• Data extract
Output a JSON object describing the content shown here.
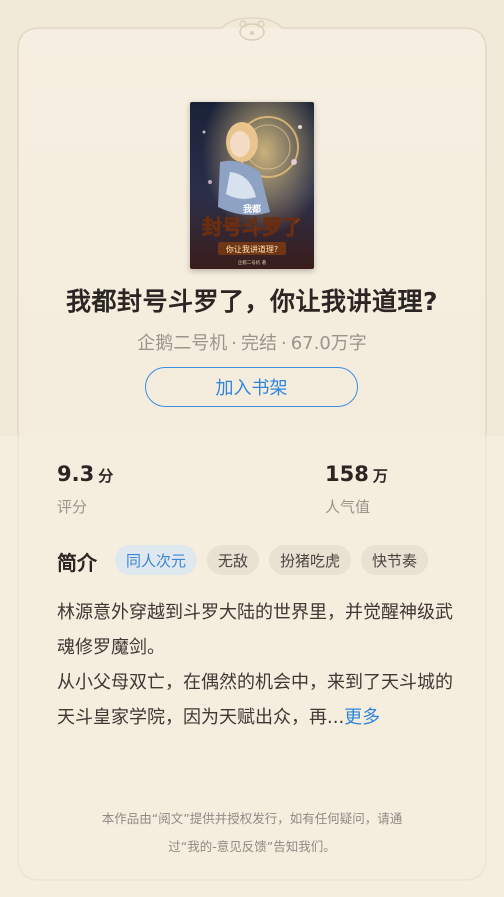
{
  "cover": {
    "title_small": "我都",
    "title_main": "封号斗罗了",
    "title_sub": "你让我讲道理?",
    "credit": "企鹅二号机 著"
  },
  "book": {
    "title": "我都封号斗罗了，你让我讲道理?",
    "author": "企鹅二号机",
    "status": "完结",
    "word_count": "67.0万字",
    "separator": "·"
  },
  "actions": {
    "add_to_shelf": "加入书架"
  },
  "stats": {
    "score_value": "9.3",
    "score_unit": "分",
    "score_label": "评分",
    "popularity_value": "158",
    "popularity_unit": "万",
    "popularity_label": "人气值"
  },
  "intro": {
    "heading": "简介",
    "tags": [
      "同人次元",
      "无敌",
      "扮猪吃虎",
      "快节奏"
    ],
    "paragraph1": "林源意外穿越到斗罗大陆的世界里，并觉醒神级武魂修罗魔剑。",
    "paragraph2": "从小父母双亡，在偶然的机会中，来到了天斗城的天斗皇家学院，因为天赋出众，再...",
    "more": "更多"
  },
  "footer": {
    "line1": "本作品由“阅文”提供并授权发行，如有任何疑问，请通",
    "line2": "过“我的-意见反馈”告知我们。"
  },
  "colors": {
    "background": "#f2ead9",
    "accent": "#2f86dd",
    "title_text": "#2b2623",
    "muted_text": "#9a948c"
  }
}
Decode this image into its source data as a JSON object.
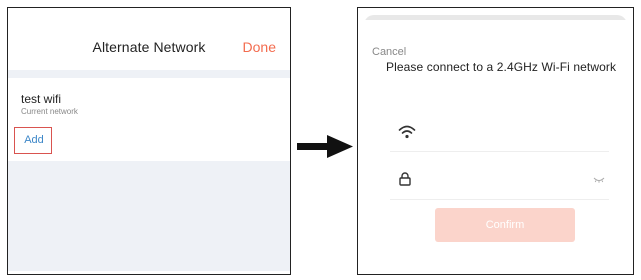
{
  "left_screen": {
    "title": "Alternate Network",
    "done_label": "Done",
    "network": {
      "name": "test wifi",
      "status": "Current network"
    },
    "add_label": "Add",
    "colors": {
      "done": "#f36c4f",
      "add_text": "#3d87c8",
      "add_highlight_border": "#d9534f",
      "gray_area": "#eef1f6"
    }
  },
  "right_screen": {
    "cancel_label": "Cancel",
    "title": "Please connect to a 2.4GHz Wi-Fi network",
    "wifi_icon": "wifi-icon",
    "lock_icon": "lock-icon",
    "eye_icon": "eye-closed-icon",
    "confirm_label": "Confirm",
    "colors": {
      "confirm_bg": "#fbd4cb",
      "cancel_text": "#888888"
    }
  },
  "arrow_icon": "right-arrow-icon"
}
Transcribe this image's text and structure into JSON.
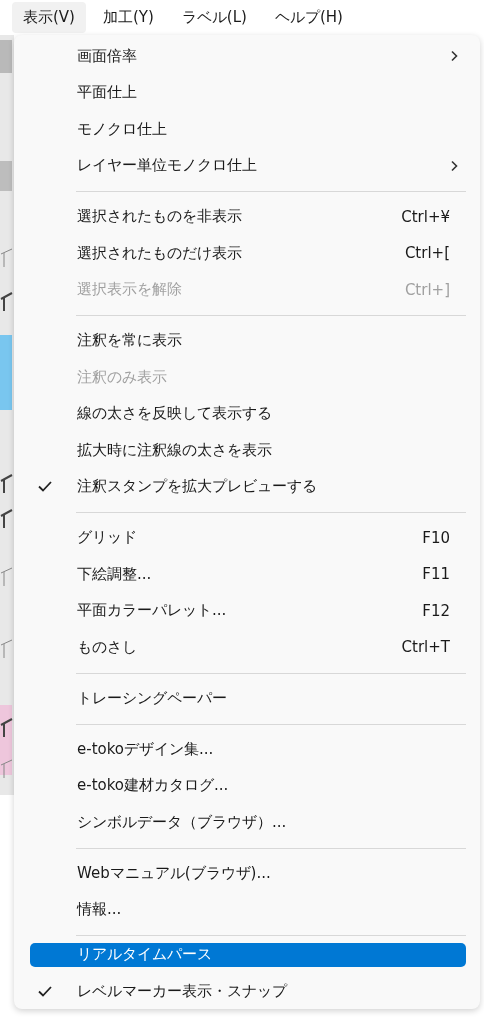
{
  "menubar": [
    {
      "label": "表示(V)",
      "selected": true
    },
    {
      "label": "加工(Y)",
      "selected": false
    },
    {
      "label": "ラベル(L)",
      "selected": false
    },
    {
      "label": "ヘルプ(H)",
      "selected": false
    }
  ],
  "menu": {
    "items": [
      {
        "kind": "item",
        "label": "画面倍率",
        "submenu": true,
        "disabled": false,
        "checked": false,
        "highlighted": false
      },
      {
        "kind": "item",
        "label": "平面仕上",
        "submenu": false,
        "disabled": false,
        "checked": false,
        "highlighted": false
      },
      {
        "kind": "item",
        "label": "モノクロ仕上",
        "submenu": false,
        "disabled": false,
        "checked": false,
        "highlighted": false
      },
      {
        "kind": "item",
        "label": "レイヤー単位モノクロ仕上",
        "submenu": true,
        "disabled": false,
        "checked": false,
        "highlighted": false
      },
      {
        "kind": "separator"
      },
      {
        "kind": "item",
        "label": "選択されたものを非表示",
        "shortcut": "Ctrl+¥",
        "submenu": false,
        "disabled": false,
        "checked": false,
        "highlighted": false
      },
      {
        "kind": "item",
        "label": "選択されたものだけ表示",
        "shortcut": "Ctrl+[",
        "submenu": false,
        "disabled": false,
        "checked": false,
        "highlighted": false
      },
      {
        "kind": "item",
        "label": "選択表示を解除",
        "shortcut": "Ctrl+]",
        "submenu": false,
        "disabled": true,
        "checked": false,
        "highlighted": false
      },
      {
        "kind": "separator"
      },
      {
        "kind": "item",
        "label": "注釈を常に表示",
        "submenu": false,
        "disabled": false,
        "checked": false,
        "highlighted": false
      },
      {
        "kind": "item",
        "label": "注釈のみ表示",
        "submenu": false,
        "disabled": true,
        "checked": false,
        "highlighted": false
      },
      {
        "kind": "item",
        "label": "線の太さを反映して表示する",
        "submenu": false,
        "disabled": false,
        "checked": false,
        "highlighted": false
      },
      {
        "kind": "item",
        "label": "拡大時に注釈線の太さを表示",
        "submenu": false,
        "disabled": false,
        "checked": false,
        "highlighted": false
      },
      {
        "kind": "item",
        "label": "注釈スタンプを拡大プレビューする",
        "submenu": false,
        "disabled": false,
        "checked": true,
        "highlighted": false
      },
      {
        "kind": "separator"
      },
      {
        "kind": "item",
        "label": "グリッド",
        "shortcut": "F10",
        "submenu": false,
        "disabled": false,
        "checked": false,
        "highlighted": false
      },
      {
        "kind": "item",
        "label": "下絵調整...",
        "shortcut": "F11",
        "submenu": false,
        "disabled": false,
        "checked": false,
        "highlighted": false
      },
      {
        "kind": "item",
        "label": "平面カラーパレット...",
        "shortcut": "F12",
        "submenu": false,
        "disabled": false,
        "checked": false,
        "highlighted": false
      },
      {
        "kind": "item",
        "label": "ものさし",
        "shortcut": "Ctrl+T",
        "submenu": false,
        "disabled": false,
        "checked": false,
        "highlighted": false
      },
      {
        "kind": "separator"
      },
      {
        "kind": "item",
        "label": "トレーシングペーパー",
        "submenu": false,
        "disabled": false,
        "checked": false,
        "highlighted": false
      },
      {
        "kind": "separator"
      },
      {
        "kind": "item",
        "label": "e-tokoデザイン集...",
        "submenu": false,
        "disabled": false,
        "checked": false,
        "highlighted": false
      },
      {
        "kind": "item",
        "label": "e-toko建材カタログ...",
        "submenu": false,
        "disabled": false,
        "checked": false,
        "highlighted": false
      },
      {
        "kind": "item",
        "label": "シンボルデータ（ブラウザ）...",
        "submenu": false,
        "disabled": false,
        "checked": false,
        "highlighted": false
      },
      {
        "kind": "separator"
      },
      {
        "kind": "item",
        "label": "Webマニュアル(ブラウザ)...",
        "submenu": false,
        "disabled": false,
        "checked": false,
        "highlighted": false
      },
      {
        "kind": "item",
        "label": "情報...",
        "submenu": false,
        "disabled": false,
        "checked": false,
        "highlighted": false
      },
      {
        "kind": "separator"
      },
      {
        "kind": "item",
        "label": "リアルタイムパース",
        "submenu": false,
        "disabled": false,
        "checked": false,
        "highlighted": true
      },
      {
        "kind": "item",
        "label": "レベルマーカー表示・スナップ",
        "submenu": false,
        "disabled": false,
        "checked": true,
        "highlighted": false
      }
    ]
  }
}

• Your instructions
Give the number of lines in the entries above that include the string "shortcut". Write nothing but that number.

• Result below
7